What does Scripture say? I think about Psalm 42. The sons of Korah write this: “Why are you cast down, O my soul, and why are you in turmoil against me?” Three times in Psalms 42 and 43 that question is posed. It’s real. Emphasis in Scripture is indicated by repetition. What’s the solution to the downcast soul? To the turmoil within? Do you get the sense that it’s OK for the Psalmist to be OK with where he is…as a downcast soul? No. There’s an answer and it’s not one which gets readily accepted, sadly: “Hope in God.” The solution for depression? Faith. Honest. Trust the Lord. If you think about why people get depressed how often is it due to circumstances? Life experience? Or physical trials, economic hardship, or things like that?

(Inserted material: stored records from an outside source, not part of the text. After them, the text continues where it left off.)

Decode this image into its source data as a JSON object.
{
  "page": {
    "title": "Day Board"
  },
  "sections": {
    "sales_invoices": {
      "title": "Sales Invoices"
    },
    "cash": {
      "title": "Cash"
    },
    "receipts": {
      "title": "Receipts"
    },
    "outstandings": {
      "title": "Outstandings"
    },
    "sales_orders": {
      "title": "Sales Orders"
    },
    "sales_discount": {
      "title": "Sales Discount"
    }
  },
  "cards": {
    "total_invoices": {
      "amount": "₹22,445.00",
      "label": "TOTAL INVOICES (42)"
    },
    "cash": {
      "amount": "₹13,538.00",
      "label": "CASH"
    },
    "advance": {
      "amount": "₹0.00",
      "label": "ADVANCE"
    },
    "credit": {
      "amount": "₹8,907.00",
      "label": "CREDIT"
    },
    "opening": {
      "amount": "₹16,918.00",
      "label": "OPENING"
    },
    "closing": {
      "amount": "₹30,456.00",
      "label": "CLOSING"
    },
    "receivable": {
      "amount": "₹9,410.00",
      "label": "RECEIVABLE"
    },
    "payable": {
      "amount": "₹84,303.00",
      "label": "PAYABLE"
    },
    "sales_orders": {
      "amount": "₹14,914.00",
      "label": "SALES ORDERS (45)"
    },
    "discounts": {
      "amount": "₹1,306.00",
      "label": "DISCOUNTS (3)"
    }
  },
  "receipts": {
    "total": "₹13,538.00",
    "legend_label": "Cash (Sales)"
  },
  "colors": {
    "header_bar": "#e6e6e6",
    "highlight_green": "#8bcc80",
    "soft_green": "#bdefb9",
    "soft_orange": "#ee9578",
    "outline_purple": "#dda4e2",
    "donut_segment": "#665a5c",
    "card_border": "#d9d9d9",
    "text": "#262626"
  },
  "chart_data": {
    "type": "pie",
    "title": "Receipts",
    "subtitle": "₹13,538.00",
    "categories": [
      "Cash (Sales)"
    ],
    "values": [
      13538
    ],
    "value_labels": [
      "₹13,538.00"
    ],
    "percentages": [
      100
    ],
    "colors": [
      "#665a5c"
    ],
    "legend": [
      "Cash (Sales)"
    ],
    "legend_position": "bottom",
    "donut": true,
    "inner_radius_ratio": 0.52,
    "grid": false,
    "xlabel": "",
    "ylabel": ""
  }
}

The biblical answer to depression is faith. Doesn’t the Lord just want us to trust Him, whether the times are good or bad? Whether we have little or plenty? Is it just that simple? Yes, it is. If it’s not, then what else is there if faith isn’t the answer?
A question to think about is this: when your faith is strong, how depressed are you? I haven’t even addressed anxiety yet, so let’s go there. Doesn’t Jesus speak to this? Matthew 6:27 and Luke 12:25: “And which of you by being anxious can add a single hour to his span of life?” Those passages with the surrounding verses are all about worry and anxiety, and what does Jesus do? Does He commend the person who is anxious and who worries? No. He rebukes them for their “little faith.” The implication? You need more faith. You see, faith is the answer in both of these situations. Not programs, not psychology, but faith. That’s the divine medicine that Scripture applies to both depression and anxiety.
Our questioner wants to know how to come along side and be a help to the downcast and anxious, but not enable them to stay there. I had a discussion recently with someone about this very thing. They get down. They get depressed. What do you tell them? I told them this: choose to not be depressed. Jesus told people to believe more. Paul told people to rejoice in the Lord always – it’s a command – Philippians 4:4. Then right after that there’s another command: “do not be anxious anything,” and do what? Pray. James tells us to pray how? In faith, not being double-minded. We have these commands: believe. Rejoice. Pray. And they all revolve around faith, don’t they? Isn’t this all about trusting the Lord even when we don’t know all the answers? We know this, don’t we? Our Savior will never leave us nor forsake us, He has us securely in the palms of His hands, He intercedes for us with the Father right now, He loves us, right? Right? Christian – do you really believe your Savior, God the Son, Jesus Christ loves you? He does. Honest. How do you know? You know by faith. Trust Him. By faith. Believe what He said. By faith. Don’t worry. By faith. Don’t be downcast. By faith. That’s our encouragement to that person who isn’t responding – Scripture doesn’t commend a person for being depressed or anxious, nor should we. We shouldn’t give that person room to think it’s OK to be and to remain depressed or anxious because Scripture doesn’t. You want to love them through this, but not let them think they’re good being depressed or anxious.